Last week we looked at the statement of Jesus; that he had not come to abolish the law and the prophets, but to fulfil them. The law and the prophets is another way of saying the whole of the Old Testament. The reason why Jesus made this statement was because He was aware that He was making some very provocative and radical statements and His listeners could well have thought that He was going to do away with all that had gone before. Actually it was quite the opposite, there was nothing wrong at all with the law, it was the people who were trying to obey it who came up short.
Jesus didn’t abandon the law, He actually defined what it really meant. In the process He even raised the bar by saying it wasn’t about outward appearance but what was in the heart. It was no longer necessary to just avoid murdering someone for example, you now had to not even have anger in your heart!
Jesus goes on to further define in verse 18 what he meant by fulfilling the law in verse 17.
Firstly He starts with a phrase that Jesus often used, “truly I say to you”. This can be translated in many ways; “Verily I tell you”, “I tell you the truth”, “for I assure you”, “Amen I say to you”, “I can guarantee this truth”, “for most certainly I tell you.”
Do you get the point? Jesus is saying something that He wanted His listeners to take notice of. We know that whatever He says is true, but His hearers, who were perhaps unsure, needed to sit up and listen.
Secondly, what did He mean by saying “until heaven and earth pass away”? Well this refers to the future when all has been wrapped up. All prophecies have been fulfilled and everyone has been judged. The former things have finished and the new heavens and new earth are upon us. Death has been defeated, sickness and sorrow is no more. Every Christian has their glorified bodies which are not subject to decay. At that time there will be no more need of the law. We will live in the presence of God with any thought of sinning a distant memory extinguished from our minds.
Until that point not an iota or a dot will be changed. So what are an iota and a dot? Well an iota is the smallest letter of the Greek alphabet. The dot or as it is sometimes referred to as the ‘tittle’ refers to a tiny mark used in Hebrew letters that is shaped like a hook. As small as the dot on an i. The point is that there is nothing wrong with any of it, even the tiniest part. It was all instigated by God as His perfect standard. How could it be anything but perfect?

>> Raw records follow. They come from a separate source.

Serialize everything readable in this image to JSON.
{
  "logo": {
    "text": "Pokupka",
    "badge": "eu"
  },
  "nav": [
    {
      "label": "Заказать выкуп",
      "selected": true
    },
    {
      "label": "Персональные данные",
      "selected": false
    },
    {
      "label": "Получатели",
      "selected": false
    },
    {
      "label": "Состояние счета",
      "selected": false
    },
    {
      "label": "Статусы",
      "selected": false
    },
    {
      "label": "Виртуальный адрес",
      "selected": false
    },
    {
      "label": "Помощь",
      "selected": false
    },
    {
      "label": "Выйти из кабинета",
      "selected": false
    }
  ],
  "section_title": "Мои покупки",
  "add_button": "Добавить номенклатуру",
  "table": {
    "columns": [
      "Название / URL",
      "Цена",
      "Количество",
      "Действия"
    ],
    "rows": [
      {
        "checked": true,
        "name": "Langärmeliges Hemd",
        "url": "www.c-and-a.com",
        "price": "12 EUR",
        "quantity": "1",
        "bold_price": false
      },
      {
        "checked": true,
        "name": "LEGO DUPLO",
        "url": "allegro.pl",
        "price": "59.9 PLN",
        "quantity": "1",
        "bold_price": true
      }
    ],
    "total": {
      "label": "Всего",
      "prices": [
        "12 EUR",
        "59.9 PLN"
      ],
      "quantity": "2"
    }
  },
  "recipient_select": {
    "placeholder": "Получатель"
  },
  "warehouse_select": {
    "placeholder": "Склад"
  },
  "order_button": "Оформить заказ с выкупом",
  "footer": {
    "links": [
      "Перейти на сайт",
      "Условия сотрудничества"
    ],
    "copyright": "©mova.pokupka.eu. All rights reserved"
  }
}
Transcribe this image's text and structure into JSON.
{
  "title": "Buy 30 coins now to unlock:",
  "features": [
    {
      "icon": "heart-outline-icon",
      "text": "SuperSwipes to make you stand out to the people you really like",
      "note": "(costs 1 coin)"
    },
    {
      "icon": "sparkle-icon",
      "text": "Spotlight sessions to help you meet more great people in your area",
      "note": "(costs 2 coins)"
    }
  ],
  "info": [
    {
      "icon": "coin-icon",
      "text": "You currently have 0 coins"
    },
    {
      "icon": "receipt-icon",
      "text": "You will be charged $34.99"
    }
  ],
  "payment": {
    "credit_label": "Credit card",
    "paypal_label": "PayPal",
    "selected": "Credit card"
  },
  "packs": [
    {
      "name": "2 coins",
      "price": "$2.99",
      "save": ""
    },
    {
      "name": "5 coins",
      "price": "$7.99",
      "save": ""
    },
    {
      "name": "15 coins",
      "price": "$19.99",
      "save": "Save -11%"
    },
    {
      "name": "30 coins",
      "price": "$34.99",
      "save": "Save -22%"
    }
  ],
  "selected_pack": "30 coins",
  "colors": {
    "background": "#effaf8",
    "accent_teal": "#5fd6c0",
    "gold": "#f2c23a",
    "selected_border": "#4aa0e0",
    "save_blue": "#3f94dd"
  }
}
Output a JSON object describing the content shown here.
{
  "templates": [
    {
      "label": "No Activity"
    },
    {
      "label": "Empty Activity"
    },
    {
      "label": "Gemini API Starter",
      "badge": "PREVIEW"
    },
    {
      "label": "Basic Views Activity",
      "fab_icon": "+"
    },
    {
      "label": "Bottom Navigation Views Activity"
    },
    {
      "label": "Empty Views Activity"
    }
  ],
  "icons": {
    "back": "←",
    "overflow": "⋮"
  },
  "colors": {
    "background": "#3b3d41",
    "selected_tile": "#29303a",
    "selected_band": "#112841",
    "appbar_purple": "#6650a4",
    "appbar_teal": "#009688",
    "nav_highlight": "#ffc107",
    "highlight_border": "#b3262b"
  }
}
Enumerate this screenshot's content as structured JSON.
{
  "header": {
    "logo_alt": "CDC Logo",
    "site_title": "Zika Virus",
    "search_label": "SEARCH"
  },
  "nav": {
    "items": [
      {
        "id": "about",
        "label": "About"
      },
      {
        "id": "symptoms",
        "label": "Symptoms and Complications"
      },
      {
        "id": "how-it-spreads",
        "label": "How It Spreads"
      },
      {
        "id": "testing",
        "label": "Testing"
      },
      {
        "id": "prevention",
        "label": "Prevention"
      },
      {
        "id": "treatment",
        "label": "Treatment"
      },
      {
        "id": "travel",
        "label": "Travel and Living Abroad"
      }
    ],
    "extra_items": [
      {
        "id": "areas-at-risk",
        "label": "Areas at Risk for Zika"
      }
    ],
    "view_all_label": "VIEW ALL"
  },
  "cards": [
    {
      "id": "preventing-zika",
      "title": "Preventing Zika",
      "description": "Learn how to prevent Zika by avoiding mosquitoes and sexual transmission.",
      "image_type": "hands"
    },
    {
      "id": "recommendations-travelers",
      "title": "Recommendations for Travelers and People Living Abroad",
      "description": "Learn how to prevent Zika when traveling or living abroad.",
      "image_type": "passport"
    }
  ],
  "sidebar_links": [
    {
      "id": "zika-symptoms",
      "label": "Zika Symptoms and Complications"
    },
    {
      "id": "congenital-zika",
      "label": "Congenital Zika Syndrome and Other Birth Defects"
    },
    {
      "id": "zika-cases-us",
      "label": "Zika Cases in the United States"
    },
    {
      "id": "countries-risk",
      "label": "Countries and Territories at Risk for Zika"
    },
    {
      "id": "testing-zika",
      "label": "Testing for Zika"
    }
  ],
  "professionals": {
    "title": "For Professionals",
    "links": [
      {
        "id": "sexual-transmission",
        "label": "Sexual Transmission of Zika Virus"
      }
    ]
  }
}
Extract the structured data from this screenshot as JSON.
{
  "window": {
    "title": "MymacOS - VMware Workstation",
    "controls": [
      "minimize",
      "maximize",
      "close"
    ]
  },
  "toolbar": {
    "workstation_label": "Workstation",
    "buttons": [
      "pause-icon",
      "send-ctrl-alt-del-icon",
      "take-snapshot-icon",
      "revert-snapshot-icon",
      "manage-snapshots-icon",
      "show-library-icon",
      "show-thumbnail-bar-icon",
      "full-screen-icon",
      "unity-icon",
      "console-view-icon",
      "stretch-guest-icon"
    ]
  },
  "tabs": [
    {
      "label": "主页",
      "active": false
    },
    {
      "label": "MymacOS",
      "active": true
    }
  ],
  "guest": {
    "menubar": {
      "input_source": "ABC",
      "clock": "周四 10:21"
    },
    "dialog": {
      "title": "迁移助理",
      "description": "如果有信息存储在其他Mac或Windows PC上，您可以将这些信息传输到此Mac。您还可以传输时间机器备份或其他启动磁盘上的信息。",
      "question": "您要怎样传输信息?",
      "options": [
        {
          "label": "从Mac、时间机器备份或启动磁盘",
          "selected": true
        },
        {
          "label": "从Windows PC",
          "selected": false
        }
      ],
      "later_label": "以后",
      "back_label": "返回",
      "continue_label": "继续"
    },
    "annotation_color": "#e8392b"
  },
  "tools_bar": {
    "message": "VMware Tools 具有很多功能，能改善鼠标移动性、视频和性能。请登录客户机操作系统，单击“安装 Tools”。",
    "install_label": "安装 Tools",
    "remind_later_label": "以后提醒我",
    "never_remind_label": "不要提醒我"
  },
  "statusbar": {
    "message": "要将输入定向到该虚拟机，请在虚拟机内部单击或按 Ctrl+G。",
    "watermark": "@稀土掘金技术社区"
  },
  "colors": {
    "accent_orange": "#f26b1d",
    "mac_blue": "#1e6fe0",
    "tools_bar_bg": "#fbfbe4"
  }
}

“All is accomplished” means literally “until all has occurred or everything is completed.” This is going back and emphasising what Jesus said in verse 17 about fulfilling the law. It does not merely refer to Jesus’ role as a teacher of the law, but as a fulfiller of prophecy and one who obeyed the moral law completely. He came to realise every prophecy and pass every test, to lead the way and accomplish every last stroke of the pen on the law’s statute books. He has fulfilled it all perfectly.
The question to leave you this week is “Do you trust Him? The one who has accomplished everything necessary in the law so that you don’t have to, or are you trying to fill in the gaps?